Amid a sweeping crackdown on dissent in Egypt, security forces have forcibly disappeared hundreds of people since the beginning of 2015, according to a new report from Amnesty International.

It's an "unprecedented spike," the group says, with an average of three or four people disappeared every day.

The Republican Party, as it prepares for its convention next week has checked off item No. 1 on its housekeeping list — drafting a party platform. The document reflects the conservative views of its authors, many of whom are party activists. So don't look for any concessions to changing views among the broader public on key social issues.

Many public figures who took to Twitter and Facebook following the murder of five police officers in Dallas have faced public blowback and, in some cases, found their employers less than forgiving about inflammatory and sometimes hateful online comments.

As Venezuela unravels — with shortages of food and medicine, as well as runaway inflation — President Nicolas Maduro is increasingly unpopular. But he's still holding onto power.

"The truth in Venezuela is there is real hunger. We are hungry," says a man who has invited me into his house in the northwestern city of Maracaibo, but doesn't want his name used for fear of reprisals by the government.

The wiry man paces angrily as he speaks. It wasn't always this way, he says, showing how loose his pants are now.

Ask a typical teenage girl about the latest slang and girl crushes and you might get answers like "spilling the tea" and Taylor Swift. But at the Girl Up Leadership Summit in Washington, D.C., the answers were "intersectional feminism" — the idea that there's no one-size-fits-all definition of feminism — and U.N. climate chief Christiana Figueres.

Copyright 2016 NPR. To see more, visit http://www.npr.org/.

Arizona Hispanics Poised To Swing State Blue

1 hour ago
Copyright 2016 NPR. To see more, visit http://www.npr.org/.

Copyright 2016 NPR. To see more, visit http://www.npr.org/.

Editor's note: This report contains accounts of rape, violence and other disturbing events.

Sex trafficking wasn't a major concern in the early 1980s, when Beth Jacobs was a teenager. If you were a prostitute, the thinking went, it was your choice.

Jacobs thought that too, right up until she came to, on the lot of a dark truck stop one night. She says she had asked a friendly-seeming man for a ride home that afternoon.

Copyright 2016 NPR. To see more, visit http://www.npr.org/.

Pages

WATCH: NASA Spots Brightest Lunar Explosion Ever Recorded

May 18, 2013

NASA scientists say they witnessed an extremely bright lunar explosion this past March. In fact, it is the biggest explosion they've seen since they started keeping track of such events in 2005.

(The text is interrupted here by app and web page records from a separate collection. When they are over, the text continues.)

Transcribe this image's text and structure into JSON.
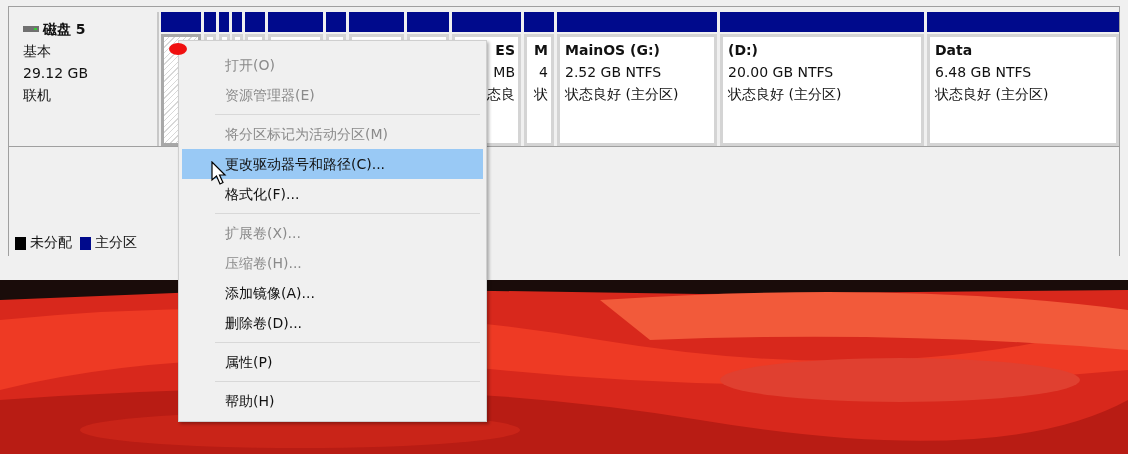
{
  "disk": {
    "name": "磁盘 5",
    "type": "基本",
    "size": "29.12 GB",
    "status": "联机"
  },
  "partitions": [
    {
      "kind": "hatched",
      "selected": true
    },
    {
      "kind": "hidden",
      "selected": false
    },
    {
      "kind": "hidden",
      "selected": false
    },
    {
      "kind": "hidden",
      "selected": false
    },
    {
      "kind": "hidden",
      "selected": false
    },
    {
      "kind": "hidden",
      "selected": false
    },
    {
      "kind": "hidden",
      "selected": false
    },
    {
      "kind": "hidden",
      "selected": false
    },
    {
      "kind": "hidden",
      "selected": false
    },
    {
      "kind": "covered",
      "selected": false,
      "name": "ES",
      "size": "MB",
      "status": "态良"
    },
    {
      "kind": "covered",
      "selected": false,
      "name": "M",
      "size": "4",
      "status": "状"
    },
    {
      "kind": "volume",
      "selected": false,
      "name": "MainOS  (G:)",
      "size": "2.52 GB NTFS",
      "status": "状态良好 (主分区)"
    },
    {
      "kind": "volume",
      "selected": false,
      "name": "(D:)",
      "size": "20.00 GB NTFS",
      "status": "状态良好 (主分区)"
    },
    {
      "kind": "volume",
      "selected": false,
      "name": "Data",
      "size": "6.48 GB NTFS",
      "status": "状态良好 (主分区)"
    }
  ],
  "legend": [
    {
      "label": "未分配",
      "color": "#000000"
    },
    {
      "label": "主分区",
      "color": "#000a8c"
    }
  ],
  "context_menu": [
    {
      "kind": "item",
      "label": "打开(O)",
      "disabled": true,
      "selected": false
    },
    {
      "kind": "item",
      "label": "资源管理器(E)",
      "disabled": true,
      "selected": false
    },
    {
      "kind": "separator"
    },
    {
      "kind": "item",
      "label": "将分区标记为活动分区(M)",
      "disabled": true,
      "selected": false
    },
    {
      "kind": "item",
      "label": "更改驱动器号和路径(C)...",
      "disabled": false,
      "selected": true
    },
    {
      "kind": "item",
      "label": "格式化(F)...",
      "disabled": false,
      "selected": false
    },
    {
      "kind": "separator"
    },
    {
      "kind": "item",
      "label": "扩展卷(X)...",
      "disabled": true,
      "selected": false
    },
    {
      "kind": "item",
      "label": "压缩卷(H)...",
      "disabled": true,
      "selected": false
    },
    {
      "kind": "item",
      "label": "添加镜像(A)...",
      "disabled": false,
      "selected": false
    },
    {
      "kind": "item",
      "label": "删除卷(D)...",
      "disabled": false,
      "selected": false
    },
    {
      "kind": "separator"
    },
    {
      "kind": "item",
      "label": "属性(P)",
      "disabled": false,
      "selected": false
    },
    {
      "kind": "separator"
    },
    {
      "kind": "item",
      "label": "帮助(H)",
      "disabled": false,
      "selected": false
    }
  ]
}
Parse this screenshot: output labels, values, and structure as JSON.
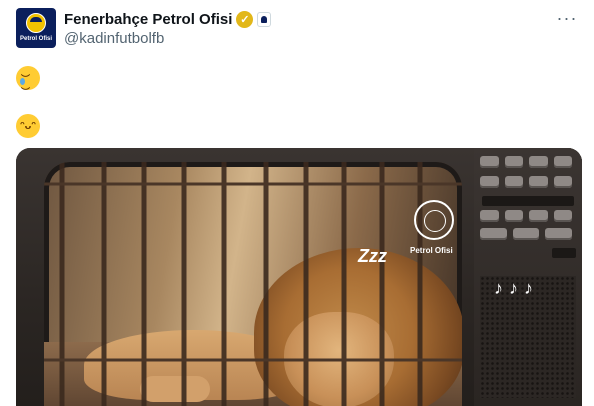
{
  "tweet": {
    "display_name": "Fenerbahçe Petrol Ofisi",
    "handle": "@kadinfutbolfb",
    "more_label": "···",
    "verified_mark": "✓",
    "avatar_text": "Petrol Ofisi",
    "emoji_1": "crying-face",
    "emoji_2": "grinning-face",
    "media": {
      "alt": "sleeping lion in cage on vintage TV",
      "zzz": "Zzz",
      "logo_text": "Petrol Ofisi",
      "music_notes": "♪♪♪"
    }
  },
  "colors": {
    "verified_badge": "#e2b719",
    "brand_navy": "#0b1f5c",
    "text_primary": "#0f1419",
    "text_secondary": "#536471"
  }
}
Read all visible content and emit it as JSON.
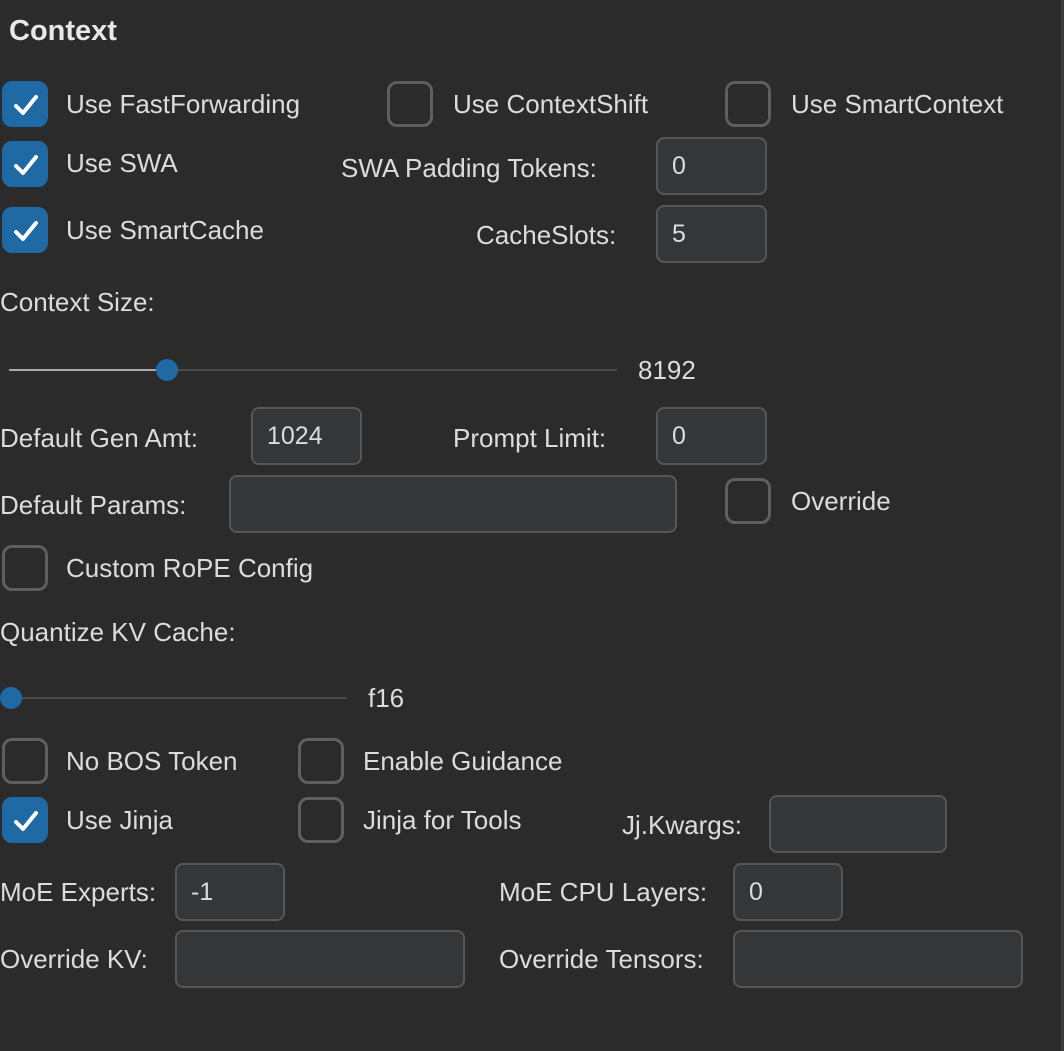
{
  "section": {
    "title": "Context"
  },
  "checkboxes": {
    "fast_forwarding": {
      "label": "Use FastForwarding",
      "checked": true
    },
    "context_shift": {
      "label": "Use ContextShift",
      "checked": false
    },
    "smart_context": {
      "label": "Use SmartContext",
      "checked": false
    },
    "swa": {
      "label": "Use SWA",
      "checked": true
    },
    "smart_cache": {
      "label": "Use SmartCache",
      "checked": true
    },
    "override": {
      "label": "Override",
      "checked": false
    },
    "custom_rope": {
      "label": "Custom RoPE Config",
      "checked": false
    },
    "no_bos": {
      "label": "No BOS Token",
      "checked": false
    },
    "enable_guidance": {
      "label": "Enable Guidance",
      "checked": false
    },
    "use_jinja": {
      "label": "Use Jinja",
      "checked": true
    },
    "jinja_tools": {
      "label": "Jinja for Tools",
      "checked": false
    }
  },
  "fields": {
    "swa_padding": {
      "label": "SWA Padding Tokens:",
      "value": "0"
    },
    "cache_slots": {
      "label": "CacheSlots:",
      "value": "5"
    },
    "default_gen_amt": {
      "label": "Default Gen Amt:",
      "value": "1024"
    },
    "prompt_limit": {
      "label": "Prompt Limit:",
      "value": "0"
    },
    "default_params": {
      "label": "Default Params:",
      "value": ""
    },
    "jj_kwargs": {
      "label": "Jj.Kwargs:",
      "value": ""
    },
    "moe_experts": {
      "label": "MoE Experts:",
      "value": "-1"
    },
    "moe_cpu_layers": {
      "label": "MoE CPU Layers:",
      "value": "0"
    },
    "override_kv": {
      "label": "Override KV:",
      "value": ""
    },
    "override_tensors": {
      "label": "Override Tensors:",
      "value": ""
    }
  },
  "sliders": {
    "context_size": {
      "label": "Context Size:",
      "value_text": "8192",
      "fraction": 0.26
    },
    "quantize_kv": {
      "label": "Quantize KV Cache:",
      "value_text": "f16",
      "fraction": 0.0
    }
  },
  "colors": {
    "background": "#2b2b2b",
    "accent": "#1f6aa5",
    "text": "#dcdcdc",
    "entry_bg": "#343638",
    "border": "#5f5f5f"
  }
}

"On March 17, 2013, an object about the size of a small boulder hit the lunar surface in Mare Imbrium," Bill Cooke, of NASA's Meteoroid Environment Office, said in a press release. "It exploded in a flash nearly 10 times as bright as anything we've ever seen before."

What's cool is if you had been looking at the moon at just the right time, you would have seen a one-second flash caused by the impact of a nearly-90 pound meteoroid that was traveling at 56,000 mph. The impact was picked up by one of the Meteoroid Environment Office's 14-inch telescopes.

One intriguing question is how a meteoroid can cause an explosion on the Moon, which has no oxygen atmosphere.

NASA explains:

"Lunar meteors don't require oxygen or combustion to make themselves visible. They hit the ground with so much kinetic energy that even a pebble can make a crater several feet wide. The flash of light comes not from combustion but rather from the thermal glow of molten rock and hot vapors at the impact site."

Since NASA started keeping tabs of lunar strikes, it has counted more than 300 of them. They hope keeping track of these events will help them make decisions during long-term lunar missions.

"Is it safe to go on a moonwalk, or not?," NASA asks. "The middle of March might be a good time to stay inside."

We'll leave you with a graphic that shows all of the strikes the NASA program has recorded. The red square marks the spot of the March 17 impact:

Copyright 2014 NPR. To see more, visit http://www.npr.org/.